We asked Professor Francesco Franceschi, a surgeon specialising in Orthopaedics and Traumatology who works in the Shoulder Centre at UPMC Salvator Mundi International Hospital, to briefly explain what arthroscopic shoulder surgery consists of and when it is indicated.

Professor Franceschi, how is arthroscopic surgery performed?

Arthroscopic surgery uses tiny incisions, about half a centimetre to a little over 1 cm long, called ‘portals’. Using a tiny camera that magnifies everything three or four times, and small instruments, the joint is accessed from different angles to perform the operation. The arthroscopic approach is the least invasive technique for shoulder repair and is particularly effective for repairing or replacing ligaments or tendons in the joint.

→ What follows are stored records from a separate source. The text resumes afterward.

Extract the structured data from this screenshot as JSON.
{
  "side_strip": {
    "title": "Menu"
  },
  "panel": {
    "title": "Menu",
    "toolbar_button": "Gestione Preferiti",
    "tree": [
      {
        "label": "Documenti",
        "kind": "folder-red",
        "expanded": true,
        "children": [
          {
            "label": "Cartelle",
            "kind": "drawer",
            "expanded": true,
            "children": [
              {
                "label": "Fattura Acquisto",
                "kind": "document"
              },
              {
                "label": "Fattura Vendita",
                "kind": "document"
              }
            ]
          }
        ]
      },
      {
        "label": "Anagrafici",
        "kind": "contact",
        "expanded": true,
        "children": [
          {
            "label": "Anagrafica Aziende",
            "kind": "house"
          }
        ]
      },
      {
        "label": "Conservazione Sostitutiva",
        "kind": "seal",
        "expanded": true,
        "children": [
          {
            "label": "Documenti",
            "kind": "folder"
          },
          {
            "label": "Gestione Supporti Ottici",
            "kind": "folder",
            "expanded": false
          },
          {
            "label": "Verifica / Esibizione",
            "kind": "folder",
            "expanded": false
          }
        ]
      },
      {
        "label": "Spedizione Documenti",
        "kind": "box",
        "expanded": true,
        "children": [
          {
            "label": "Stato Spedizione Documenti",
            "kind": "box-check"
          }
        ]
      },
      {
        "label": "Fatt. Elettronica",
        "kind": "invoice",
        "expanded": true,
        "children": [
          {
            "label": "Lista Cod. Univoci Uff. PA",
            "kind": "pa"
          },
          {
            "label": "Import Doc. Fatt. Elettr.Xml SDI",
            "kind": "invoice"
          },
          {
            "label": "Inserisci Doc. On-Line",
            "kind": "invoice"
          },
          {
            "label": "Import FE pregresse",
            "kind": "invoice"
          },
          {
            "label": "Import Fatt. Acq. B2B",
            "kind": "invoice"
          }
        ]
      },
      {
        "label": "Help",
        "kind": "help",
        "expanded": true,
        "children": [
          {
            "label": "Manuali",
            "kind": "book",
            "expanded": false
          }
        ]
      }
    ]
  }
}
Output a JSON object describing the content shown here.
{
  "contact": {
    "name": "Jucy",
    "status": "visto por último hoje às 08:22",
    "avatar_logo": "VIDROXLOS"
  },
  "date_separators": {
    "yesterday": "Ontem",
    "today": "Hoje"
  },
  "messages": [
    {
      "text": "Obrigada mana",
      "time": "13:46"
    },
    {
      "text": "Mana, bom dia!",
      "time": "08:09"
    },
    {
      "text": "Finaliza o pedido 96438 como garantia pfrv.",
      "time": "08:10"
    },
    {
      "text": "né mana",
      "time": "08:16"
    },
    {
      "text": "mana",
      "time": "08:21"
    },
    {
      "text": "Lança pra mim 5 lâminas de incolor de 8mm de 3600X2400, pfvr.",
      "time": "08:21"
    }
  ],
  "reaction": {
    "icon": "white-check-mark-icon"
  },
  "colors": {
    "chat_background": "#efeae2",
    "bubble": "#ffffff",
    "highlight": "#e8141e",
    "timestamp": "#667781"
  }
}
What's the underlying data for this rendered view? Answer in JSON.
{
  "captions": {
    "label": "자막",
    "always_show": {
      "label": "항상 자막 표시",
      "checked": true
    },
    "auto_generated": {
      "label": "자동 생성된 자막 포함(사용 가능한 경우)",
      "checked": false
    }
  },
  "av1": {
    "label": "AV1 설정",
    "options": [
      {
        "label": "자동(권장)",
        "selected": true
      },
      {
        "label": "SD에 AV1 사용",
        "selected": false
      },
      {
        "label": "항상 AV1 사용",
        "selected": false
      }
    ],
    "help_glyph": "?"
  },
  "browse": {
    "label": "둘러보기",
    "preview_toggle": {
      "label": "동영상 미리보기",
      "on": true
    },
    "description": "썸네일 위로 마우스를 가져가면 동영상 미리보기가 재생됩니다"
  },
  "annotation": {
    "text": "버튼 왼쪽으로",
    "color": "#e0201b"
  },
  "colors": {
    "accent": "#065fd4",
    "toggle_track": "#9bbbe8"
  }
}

What are the advantages of arthroscopic shoulder surgery?

Arthroscopic surgery is a matter of precision and technique. The surgeon must understand exactly how to manipulate the arthroscopic instruments. This precision benefits the patient, since less soft tissue is damaged during arthroscopic surgery. In the past, to repair a rotator cuff or labrum tear, an incision of about 10 cm had to be made. To reach the joint, it was often necessary to first cut the tendon and then repair it, thus lengthening the recovery time. With arthroscopic surgery, on the other hand, the damage to be healed is less, leading to a much faster functional recovery.

What are the most common arthroscopic shoulder surgeries?

The two most common arthroscopic shoulder surgeries are those for repairing the tear in the labrum and rotator cuff.

The glenoid labrum

The labrum is the ring of cartilage that holds the head of the humerus in the glenoid cavity of the shoulder, allowing smooth movement of the joint. This injury generally affects young people and athletes. The advantage of an arthroscopic repair of the tear is that it allows for more movement of the shoulder. There is less scar tissue, so one can move the arm better and rotate it externally, which is especially important for athletes.

The rotator cuff

The rotator cuff is composed of muscles and four tendons that surround it. It has a dual function: it holds the upper part of the humerus in the shoulder socket and aids rotation and movement. Generally, rotator cuff tears affect middle-aged and older people because the tendons wear out with age and repetitive movements, becoming less elastic and causing pain. In other cases, the cause of the rupture may be trauma. The recovery time for arthroscopic rotator cuff repair depends on the size of the tear, usually four to six months. As with most surgeries, the best results are obtained by practising physiotherapy as part of rehabilitation.